Republican lawmakers in the New York state Senate on Monday called for details on how New York state is spending millions of dollars approved in last year's budget to enact changes to bail and discovery laws. 

Focus on the money by Sens. Anthony Palumbo and Tom O'Mara has come after months of local prosecutors urging help to implement the bail and discovery changes that had been backed by advocates of broader criminal justice law changes. 

Discovery law changes were meant to provide evidence on a faster basis in criminal defense cases and the bail law changes were meant to prevent people from waiting long periods of time in jails while awaiting trial. 

“These reforms have dramatically increased the burden on prosecutors as prosecutors are required to review, prepare and disclose all information, paperwork and evidence associated with a criminal case within an impossibly short timeframe," the lawmakers wrote in the letter. "District attorneys have been struggling to comply with these onerous requirements since the changes went into effect in 2020, as offices around New York State continue to lack staffing, resources, and funding. As a result, dedicated and experienced prosecutors are struggling to manage the workload. These prosecutors are working long hours without any meaningful pay increase to make up for the nights and weekends they must spend working."

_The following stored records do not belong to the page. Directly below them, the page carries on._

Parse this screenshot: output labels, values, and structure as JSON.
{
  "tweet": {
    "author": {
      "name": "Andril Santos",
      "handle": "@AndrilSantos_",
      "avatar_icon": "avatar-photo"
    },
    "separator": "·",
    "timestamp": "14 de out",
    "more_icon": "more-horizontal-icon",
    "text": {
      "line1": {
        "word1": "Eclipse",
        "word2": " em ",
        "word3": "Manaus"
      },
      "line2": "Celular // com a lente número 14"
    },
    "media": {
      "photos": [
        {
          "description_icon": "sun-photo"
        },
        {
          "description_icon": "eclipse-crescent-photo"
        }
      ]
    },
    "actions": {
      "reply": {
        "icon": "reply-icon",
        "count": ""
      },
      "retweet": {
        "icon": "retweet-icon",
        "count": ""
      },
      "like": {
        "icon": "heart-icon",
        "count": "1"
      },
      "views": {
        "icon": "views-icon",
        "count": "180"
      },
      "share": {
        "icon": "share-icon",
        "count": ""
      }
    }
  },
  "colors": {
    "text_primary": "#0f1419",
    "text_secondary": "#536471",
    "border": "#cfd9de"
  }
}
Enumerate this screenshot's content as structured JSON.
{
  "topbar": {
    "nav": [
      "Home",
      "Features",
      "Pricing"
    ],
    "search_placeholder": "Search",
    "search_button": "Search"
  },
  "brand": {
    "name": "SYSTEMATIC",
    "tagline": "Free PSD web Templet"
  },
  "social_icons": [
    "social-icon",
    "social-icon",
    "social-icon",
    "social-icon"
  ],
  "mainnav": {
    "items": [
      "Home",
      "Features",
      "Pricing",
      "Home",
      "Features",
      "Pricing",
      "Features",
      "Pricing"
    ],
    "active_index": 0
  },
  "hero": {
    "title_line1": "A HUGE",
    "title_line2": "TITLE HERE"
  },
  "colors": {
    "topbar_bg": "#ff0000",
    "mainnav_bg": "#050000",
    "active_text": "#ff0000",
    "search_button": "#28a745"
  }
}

The District Attorneys Association of the State of New York has estimated $100 million is needed to implement the changes. The lawmakers wrote in the letter more specifics are needed for how the money to implement the chages is being dispersed and how much counties have received so far. 

In a astatement, the Division of Criminal Justice Services pointed to the millions of dollars that have already gone out the door to implement the changes. 

"To date, the Division of Criminal Justice Services has provided $34.58 million to 57 counties for costs related to the new discovery law. Last month, the agency notified those counties of their second-year awards, which total nearly $40 million," the agency said. "DCJS will provide that funding to counties as soon as the agency receives, reviews and approves their applications for funding."

All told, the first round of funding accounted for $40 million to the 57 counties. A second round will send an additional $40 million as well. The state budget this year also included $25 million for system support, technology and expanded storage capabilities.